PROBLEM STATEMENT ▸ From the entries below, copy each line in which the word "JSON" occurs.

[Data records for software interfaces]
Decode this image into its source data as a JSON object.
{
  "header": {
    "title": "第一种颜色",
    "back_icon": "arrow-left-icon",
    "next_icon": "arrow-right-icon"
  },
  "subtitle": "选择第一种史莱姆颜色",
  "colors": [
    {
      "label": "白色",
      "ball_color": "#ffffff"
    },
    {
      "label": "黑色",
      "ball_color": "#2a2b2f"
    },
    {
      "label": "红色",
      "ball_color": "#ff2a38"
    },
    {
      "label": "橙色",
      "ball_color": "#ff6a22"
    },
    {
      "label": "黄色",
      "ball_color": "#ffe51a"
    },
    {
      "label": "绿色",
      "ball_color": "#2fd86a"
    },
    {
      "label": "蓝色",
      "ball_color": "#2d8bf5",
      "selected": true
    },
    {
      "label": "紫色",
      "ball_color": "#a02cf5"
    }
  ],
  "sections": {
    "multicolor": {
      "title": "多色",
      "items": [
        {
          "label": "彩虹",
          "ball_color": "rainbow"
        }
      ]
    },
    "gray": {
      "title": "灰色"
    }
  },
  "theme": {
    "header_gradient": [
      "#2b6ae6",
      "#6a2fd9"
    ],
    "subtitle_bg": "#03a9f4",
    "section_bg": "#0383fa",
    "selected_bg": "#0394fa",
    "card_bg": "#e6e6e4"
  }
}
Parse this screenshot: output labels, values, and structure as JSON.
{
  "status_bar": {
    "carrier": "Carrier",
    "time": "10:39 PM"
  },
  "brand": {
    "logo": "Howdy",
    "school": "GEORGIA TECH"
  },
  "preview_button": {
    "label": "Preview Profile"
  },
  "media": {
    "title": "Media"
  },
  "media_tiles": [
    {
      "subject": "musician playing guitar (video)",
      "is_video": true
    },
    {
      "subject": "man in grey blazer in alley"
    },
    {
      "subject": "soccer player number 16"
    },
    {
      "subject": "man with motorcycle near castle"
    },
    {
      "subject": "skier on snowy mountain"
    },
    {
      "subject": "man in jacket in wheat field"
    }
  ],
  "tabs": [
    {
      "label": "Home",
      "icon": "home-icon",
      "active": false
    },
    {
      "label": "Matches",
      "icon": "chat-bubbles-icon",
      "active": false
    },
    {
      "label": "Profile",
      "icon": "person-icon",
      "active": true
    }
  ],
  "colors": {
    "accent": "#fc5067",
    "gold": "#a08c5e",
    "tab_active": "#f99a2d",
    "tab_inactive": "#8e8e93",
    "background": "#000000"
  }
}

COMPLETED TASK ▸
Decode this image into its source data as a JSON object.
Parse this screenshot: output labels, values, and structure as JSON.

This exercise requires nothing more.